The project will be conducted in collaboration with a team of representatives from the USGS Fort Collins Science Center (https://www.fort.usgs.gov/branch/400), the USGS North Central Climate Science Center (http://www.doi.gov/csc/northcentral/index.cfm), and Colorado State University Natural Resource Ecology Laboratory (http://www.nrel.colostate.edu/) including Nina Burkardt, Rudy Schuster, Jeff Morisette, Shannon McNeeley, and Dennis Ojima, with the objective of integrating the work in the NC CSC adaptation foundational science area (http://revampclimate.colostate.edu/adaptation).
Proposed Duty Station: Fort Collins, CO
Areas of Ph.D.: Political science, anthropology, sociology, environmental studies, or other behavioral or social science; or related disciplines appropriate to the position
Qualifications: Applicants must meet the qualifications for a GS-0101 Research Social Scientist. (This type of research is performed by those who have backgrounds for the occupations stated above. However, other titles may be applicable depending on the applicant's background, education, and research proposal. The final classification of the position will be made by the Human Resources specialist).

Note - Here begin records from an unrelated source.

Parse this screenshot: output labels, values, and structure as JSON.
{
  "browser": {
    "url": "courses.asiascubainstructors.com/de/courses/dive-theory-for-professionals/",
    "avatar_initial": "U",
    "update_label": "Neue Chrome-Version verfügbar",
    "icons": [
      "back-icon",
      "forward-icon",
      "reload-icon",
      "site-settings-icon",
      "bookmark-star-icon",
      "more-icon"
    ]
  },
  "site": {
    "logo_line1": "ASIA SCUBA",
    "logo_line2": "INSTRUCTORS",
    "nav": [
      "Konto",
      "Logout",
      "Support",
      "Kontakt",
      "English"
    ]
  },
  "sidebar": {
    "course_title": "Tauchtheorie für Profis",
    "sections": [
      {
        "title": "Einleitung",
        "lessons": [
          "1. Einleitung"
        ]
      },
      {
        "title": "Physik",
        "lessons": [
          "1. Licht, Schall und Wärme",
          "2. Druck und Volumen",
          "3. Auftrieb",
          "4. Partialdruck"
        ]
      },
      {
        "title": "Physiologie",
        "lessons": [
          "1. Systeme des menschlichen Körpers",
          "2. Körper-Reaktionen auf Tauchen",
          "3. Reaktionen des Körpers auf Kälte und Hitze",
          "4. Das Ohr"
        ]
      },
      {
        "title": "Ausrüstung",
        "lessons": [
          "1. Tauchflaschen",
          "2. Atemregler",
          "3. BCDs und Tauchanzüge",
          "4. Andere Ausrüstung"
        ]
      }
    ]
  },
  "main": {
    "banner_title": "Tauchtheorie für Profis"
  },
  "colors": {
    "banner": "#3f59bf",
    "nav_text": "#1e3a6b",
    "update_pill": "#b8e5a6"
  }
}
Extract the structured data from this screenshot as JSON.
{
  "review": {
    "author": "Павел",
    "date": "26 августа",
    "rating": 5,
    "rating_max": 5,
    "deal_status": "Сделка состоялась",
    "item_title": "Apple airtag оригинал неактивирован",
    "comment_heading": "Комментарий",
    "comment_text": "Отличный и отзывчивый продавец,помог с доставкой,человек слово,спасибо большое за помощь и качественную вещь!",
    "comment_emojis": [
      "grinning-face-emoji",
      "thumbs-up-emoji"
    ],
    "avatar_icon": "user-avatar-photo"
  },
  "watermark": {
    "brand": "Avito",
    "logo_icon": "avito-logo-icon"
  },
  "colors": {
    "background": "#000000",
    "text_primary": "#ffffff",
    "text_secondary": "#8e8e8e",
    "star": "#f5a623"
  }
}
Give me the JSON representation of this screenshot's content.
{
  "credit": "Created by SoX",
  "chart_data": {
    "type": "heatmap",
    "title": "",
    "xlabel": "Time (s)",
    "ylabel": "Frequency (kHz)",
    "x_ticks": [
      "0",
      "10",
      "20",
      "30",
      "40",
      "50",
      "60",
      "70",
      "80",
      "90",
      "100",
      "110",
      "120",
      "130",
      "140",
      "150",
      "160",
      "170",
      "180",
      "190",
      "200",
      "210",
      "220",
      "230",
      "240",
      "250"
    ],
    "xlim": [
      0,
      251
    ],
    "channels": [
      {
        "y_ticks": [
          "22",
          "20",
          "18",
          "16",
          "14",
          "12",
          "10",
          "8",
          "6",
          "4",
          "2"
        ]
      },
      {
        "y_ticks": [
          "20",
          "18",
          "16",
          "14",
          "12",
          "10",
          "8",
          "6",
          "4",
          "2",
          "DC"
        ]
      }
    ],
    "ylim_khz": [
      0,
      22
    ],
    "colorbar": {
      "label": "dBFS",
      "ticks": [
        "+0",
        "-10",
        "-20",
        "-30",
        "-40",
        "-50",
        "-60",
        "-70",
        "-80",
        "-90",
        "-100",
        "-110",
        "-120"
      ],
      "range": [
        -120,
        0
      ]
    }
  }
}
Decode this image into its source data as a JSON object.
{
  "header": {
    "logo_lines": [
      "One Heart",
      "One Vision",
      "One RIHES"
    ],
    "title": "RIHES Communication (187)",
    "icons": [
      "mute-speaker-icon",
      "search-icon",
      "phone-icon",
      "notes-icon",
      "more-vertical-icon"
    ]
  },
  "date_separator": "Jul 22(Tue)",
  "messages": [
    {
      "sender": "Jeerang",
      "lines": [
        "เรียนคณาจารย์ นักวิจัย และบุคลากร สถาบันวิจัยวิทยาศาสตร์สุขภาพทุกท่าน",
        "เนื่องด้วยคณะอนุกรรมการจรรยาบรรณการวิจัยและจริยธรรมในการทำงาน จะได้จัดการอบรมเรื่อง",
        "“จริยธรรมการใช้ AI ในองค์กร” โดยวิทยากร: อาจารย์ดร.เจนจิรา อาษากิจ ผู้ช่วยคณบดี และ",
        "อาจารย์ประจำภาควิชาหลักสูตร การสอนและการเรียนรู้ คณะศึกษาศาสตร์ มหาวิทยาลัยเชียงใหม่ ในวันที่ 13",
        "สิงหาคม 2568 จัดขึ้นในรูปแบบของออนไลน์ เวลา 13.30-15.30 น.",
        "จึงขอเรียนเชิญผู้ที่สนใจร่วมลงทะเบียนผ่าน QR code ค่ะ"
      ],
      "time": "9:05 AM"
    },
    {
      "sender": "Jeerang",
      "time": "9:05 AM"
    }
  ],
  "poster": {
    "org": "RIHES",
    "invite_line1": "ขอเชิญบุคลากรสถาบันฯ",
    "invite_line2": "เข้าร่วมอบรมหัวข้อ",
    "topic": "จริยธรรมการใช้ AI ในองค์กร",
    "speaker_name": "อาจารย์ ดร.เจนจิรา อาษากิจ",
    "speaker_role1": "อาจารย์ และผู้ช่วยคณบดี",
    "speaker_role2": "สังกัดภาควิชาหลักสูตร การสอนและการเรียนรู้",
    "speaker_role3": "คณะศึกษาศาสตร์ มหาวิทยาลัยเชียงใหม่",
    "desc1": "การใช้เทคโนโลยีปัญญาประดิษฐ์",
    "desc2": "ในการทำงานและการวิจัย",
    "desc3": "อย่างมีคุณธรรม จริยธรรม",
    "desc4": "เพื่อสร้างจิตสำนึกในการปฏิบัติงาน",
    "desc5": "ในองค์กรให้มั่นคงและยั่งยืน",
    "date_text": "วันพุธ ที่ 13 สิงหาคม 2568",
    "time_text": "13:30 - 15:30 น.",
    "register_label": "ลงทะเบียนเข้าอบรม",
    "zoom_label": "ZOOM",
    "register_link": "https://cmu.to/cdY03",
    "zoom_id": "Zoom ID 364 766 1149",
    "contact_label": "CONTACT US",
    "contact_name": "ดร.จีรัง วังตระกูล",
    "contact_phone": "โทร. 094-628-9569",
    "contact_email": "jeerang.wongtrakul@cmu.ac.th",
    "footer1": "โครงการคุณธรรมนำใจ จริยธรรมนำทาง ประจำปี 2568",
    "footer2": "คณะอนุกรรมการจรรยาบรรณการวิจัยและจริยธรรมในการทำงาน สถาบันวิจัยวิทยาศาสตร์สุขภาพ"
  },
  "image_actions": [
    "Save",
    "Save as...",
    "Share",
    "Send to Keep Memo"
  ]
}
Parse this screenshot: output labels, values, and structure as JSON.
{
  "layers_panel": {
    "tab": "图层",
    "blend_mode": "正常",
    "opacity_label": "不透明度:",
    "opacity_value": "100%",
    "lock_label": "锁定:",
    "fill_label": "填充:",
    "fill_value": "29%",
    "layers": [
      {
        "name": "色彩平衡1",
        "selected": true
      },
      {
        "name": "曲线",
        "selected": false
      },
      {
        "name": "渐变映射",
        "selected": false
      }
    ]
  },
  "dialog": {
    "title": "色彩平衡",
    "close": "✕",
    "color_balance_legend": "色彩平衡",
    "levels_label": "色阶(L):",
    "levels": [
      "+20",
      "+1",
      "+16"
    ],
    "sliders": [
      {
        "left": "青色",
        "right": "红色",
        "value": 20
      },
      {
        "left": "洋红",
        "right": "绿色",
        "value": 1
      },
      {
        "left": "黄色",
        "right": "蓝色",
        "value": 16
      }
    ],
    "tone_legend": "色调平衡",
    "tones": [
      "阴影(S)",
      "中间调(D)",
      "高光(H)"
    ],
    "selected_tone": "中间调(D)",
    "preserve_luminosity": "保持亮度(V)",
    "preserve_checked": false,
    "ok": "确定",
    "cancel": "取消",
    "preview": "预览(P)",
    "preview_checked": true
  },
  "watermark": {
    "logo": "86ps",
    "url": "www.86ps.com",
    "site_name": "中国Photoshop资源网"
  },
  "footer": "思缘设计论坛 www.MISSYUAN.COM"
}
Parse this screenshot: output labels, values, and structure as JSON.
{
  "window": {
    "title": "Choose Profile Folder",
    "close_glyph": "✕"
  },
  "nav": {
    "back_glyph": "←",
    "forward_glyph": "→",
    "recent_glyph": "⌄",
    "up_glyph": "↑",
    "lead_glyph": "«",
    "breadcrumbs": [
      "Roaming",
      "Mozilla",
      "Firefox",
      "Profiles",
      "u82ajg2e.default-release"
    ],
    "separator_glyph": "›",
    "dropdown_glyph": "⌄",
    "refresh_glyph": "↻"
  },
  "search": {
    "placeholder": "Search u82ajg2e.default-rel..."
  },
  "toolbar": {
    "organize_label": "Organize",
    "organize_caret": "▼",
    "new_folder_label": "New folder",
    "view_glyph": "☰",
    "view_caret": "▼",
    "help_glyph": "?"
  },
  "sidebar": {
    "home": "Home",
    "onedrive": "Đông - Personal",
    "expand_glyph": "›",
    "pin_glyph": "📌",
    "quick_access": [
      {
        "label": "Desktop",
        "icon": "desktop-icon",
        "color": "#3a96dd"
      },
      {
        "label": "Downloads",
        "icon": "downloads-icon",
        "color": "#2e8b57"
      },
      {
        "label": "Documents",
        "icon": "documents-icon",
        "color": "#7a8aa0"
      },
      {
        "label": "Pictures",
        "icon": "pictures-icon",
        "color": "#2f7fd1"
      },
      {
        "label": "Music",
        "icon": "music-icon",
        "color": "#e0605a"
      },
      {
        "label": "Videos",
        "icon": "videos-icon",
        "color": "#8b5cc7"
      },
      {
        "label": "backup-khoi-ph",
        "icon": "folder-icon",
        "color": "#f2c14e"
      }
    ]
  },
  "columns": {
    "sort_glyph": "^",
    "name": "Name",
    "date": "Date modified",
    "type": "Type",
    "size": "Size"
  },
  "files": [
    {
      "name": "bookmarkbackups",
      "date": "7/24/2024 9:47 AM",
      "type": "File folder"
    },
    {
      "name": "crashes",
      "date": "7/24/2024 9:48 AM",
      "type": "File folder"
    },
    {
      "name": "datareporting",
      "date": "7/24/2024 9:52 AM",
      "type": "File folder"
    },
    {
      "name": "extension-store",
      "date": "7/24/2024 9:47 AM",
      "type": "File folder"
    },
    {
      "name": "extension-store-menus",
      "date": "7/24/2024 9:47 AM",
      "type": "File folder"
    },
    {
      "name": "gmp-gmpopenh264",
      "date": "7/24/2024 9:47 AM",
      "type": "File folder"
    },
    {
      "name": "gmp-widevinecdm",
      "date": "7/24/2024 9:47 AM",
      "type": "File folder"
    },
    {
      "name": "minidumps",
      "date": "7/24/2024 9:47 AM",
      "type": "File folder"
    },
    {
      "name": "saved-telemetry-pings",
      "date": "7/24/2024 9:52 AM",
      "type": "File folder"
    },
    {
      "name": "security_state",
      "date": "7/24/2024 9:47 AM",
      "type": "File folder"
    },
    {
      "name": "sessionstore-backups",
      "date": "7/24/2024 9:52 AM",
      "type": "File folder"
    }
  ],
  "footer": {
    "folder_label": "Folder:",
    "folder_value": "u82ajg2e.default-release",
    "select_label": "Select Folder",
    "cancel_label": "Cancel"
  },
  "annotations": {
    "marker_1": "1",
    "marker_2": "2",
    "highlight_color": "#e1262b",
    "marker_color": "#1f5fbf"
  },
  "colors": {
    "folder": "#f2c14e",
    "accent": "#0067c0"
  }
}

Research Advisors: Nina Burkardt, (970) 226-9275, firstname.lastname@example.org; Rudy Schuster, 970-226-9165, email@example.com.
Human Resources Office Contact: Mario Jones, (303) 236-9576, firstname.lastname@example.org
|Summary of Opportunities|